Wednesday, June 27, 2012 - 11:55am
The Dane County Clean Air Coalition (DCCAC) today announced that the first Clean Air Action Day of the 2012 summer ozone season is tomorrow, Thursday, June 28th. A Clean Air Action Day for ozone lets people know that ozone could reach an unhealthy level especially for children, older adults, people with asthma and adults engaged in vigorous outdoor activities. Clean Air Action Days also remind people of simple actions they can take to improve the air we all breathe.
DCCAC has not issued an ozone Clean Air Action Day since the summer of 2007 when four action days were called.
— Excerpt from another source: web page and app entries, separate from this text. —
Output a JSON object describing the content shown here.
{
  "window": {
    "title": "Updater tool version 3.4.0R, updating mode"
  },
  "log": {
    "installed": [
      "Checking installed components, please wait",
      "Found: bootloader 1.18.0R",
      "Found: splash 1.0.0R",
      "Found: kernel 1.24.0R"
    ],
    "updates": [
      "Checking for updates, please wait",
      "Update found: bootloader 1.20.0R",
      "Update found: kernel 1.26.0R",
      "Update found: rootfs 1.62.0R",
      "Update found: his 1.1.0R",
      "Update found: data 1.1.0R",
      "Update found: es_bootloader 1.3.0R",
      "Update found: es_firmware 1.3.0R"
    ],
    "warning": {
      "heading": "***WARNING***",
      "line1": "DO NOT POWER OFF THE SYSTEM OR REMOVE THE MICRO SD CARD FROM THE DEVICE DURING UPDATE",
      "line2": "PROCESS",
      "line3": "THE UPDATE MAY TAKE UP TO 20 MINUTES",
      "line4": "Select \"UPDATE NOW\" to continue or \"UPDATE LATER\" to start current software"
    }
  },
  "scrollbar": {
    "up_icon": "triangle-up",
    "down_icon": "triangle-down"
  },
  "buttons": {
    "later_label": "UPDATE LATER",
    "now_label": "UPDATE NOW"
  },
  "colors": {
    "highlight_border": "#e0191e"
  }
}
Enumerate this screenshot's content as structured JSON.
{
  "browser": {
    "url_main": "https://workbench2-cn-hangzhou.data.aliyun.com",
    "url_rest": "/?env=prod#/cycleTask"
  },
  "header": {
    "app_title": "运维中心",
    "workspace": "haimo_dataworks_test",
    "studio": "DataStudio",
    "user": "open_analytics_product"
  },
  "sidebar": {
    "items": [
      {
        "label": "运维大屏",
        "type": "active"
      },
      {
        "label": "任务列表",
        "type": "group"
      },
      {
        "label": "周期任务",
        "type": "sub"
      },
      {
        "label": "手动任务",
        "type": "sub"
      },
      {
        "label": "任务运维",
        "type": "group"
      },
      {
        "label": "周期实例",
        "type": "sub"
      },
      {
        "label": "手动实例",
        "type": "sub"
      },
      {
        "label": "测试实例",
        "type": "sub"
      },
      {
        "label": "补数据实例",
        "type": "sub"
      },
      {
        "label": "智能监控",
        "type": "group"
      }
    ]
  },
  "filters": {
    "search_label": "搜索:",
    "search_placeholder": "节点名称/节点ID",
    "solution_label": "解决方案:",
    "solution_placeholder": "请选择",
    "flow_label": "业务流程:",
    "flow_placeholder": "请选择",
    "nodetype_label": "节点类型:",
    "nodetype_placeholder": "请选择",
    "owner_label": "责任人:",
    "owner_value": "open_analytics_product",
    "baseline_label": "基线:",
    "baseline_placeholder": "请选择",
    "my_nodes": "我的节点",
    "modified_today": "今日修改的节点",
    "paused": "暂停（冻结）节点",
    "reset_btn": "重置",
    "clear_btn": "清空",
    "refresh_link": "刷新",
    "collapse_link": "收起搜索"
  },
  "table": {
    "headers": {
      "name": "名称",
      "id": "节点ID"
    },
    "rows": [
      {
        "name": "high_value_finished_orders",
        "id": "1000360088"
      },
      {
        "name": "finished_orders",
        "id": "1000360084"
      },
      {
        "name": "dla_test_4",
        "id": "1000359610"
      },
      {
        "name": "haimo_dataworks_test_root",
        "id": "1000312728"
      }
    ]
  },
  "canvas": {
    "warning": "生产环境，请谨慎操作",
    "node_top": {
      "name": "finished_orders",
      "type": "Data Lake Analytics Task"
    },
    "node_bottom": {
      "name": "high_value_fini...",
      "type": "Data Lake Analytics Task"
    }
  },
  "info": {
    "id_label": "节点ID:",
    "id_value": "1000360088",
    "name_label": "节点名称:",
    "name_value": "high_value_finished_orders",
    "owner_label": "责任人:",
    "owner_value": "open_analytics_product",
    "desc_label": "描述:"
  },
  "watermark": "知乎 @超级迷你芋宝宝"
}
The lack of summer air action alerts for the past five years is the result of improving air quality and weather conditions not conducive to ozone formation.
"Clean Air Action Days are a voluntary way for government agencies, businesses and residents in Dane County to do their share for cleaner air," said Dane County Executive Joe Parisi. "As Dane County continues to grow, we should act to keep our air healthy."
"Everyone has a stake in keeping our air clean and safe," said Madison Mayor Paul Soglin. "Clean Air Action Days make it easy for the entire community to take meaningful steps toward better air quality."
During tomorrow's Clean Air Action Day, government agencies, businesses and citizens will be asked to do their share for cleaner air and the health of local residents by engaging in ozone-reducing
activities. DCCAC organizations will activate their Clean Air Action Day response plans to help protect air quality and help ensure that Dane County continues to comply with all federal air quality standards.
A Clean Air Action Day is called when Department of Natural Resources meteorologists notify the DCCAC that weather conditions may produce high levels of ozone on the following day. Nearly one-half of Dane County's ozone-causing pollutants come from our cars and trucks, as well as other gasoline and diesel engines that power everything from construction equipment to lawn mowers. Power plants burning fossil fuels and smaller businesses that use ozone-generating materials such as paints
and solvents also contribute to the problem.
What is Ozone?
Ozone in the upper atmosphere is a good thing, protecting the earth from the sun's harmful ultraviolet rays. But, ozone found close to the earth's surface, or ground-level ozone, is a key component of smog and a harmful pollutant (i.e., ozone is "good up high, but bad nearby").
Clean Air Action Days occur on hot days with lots of sun and little or no wind when pollutants (volatile organic compounds (VOCs) and nitrogen oxides (NOx)) "cook" in the hot sunlight to form ground-level ozone. The major sources of VOCs and NOx include:
-Cars, trucks and buses
-Gasoline storage, transfer and refueling
-Large utility and industrial facilities
-Industrial use of solvents and degreasing agents
-Off-road engines such as construction equipment, aircraft, locomotives, boats and lawn & garden equipment
What You Can Do to Reduce Ozone
Because half of all Dane County's ozone-forming pollutants come from everyday activities like driving a car, refueling a vehicle, or mowing the lawn, area residents can play an important role in reducing emissions. Actions that citizens can take on a Clean Air Action Day to reduce the likelihood of ozone formation include:
-Ride the Metro Transit bus to work or join a car/vanpool:
-Don't let your vehicle idle. It gets 0 MPG!
-Combine errands and reduce trips.
-Reschedule or delay lawn mowing using gas-powered equipment until after 6 p.m.
-Refuel your car after dusk if possible.
-Conserve energy at home and work by reducing air conditioning and turning off unnecessary lighting.
For more information on Clean Air Action Days, visit the Dane County Clean Air Coalition website at www.healthyairdane.org. To receive daily emails about the day's current air quality and the next day's air quality forecast, subscribe to AIRNow at http://www.enviroflash.info/signup.cfm.
- Dave Merritt, Dane County Dept. of Administration608-261-9792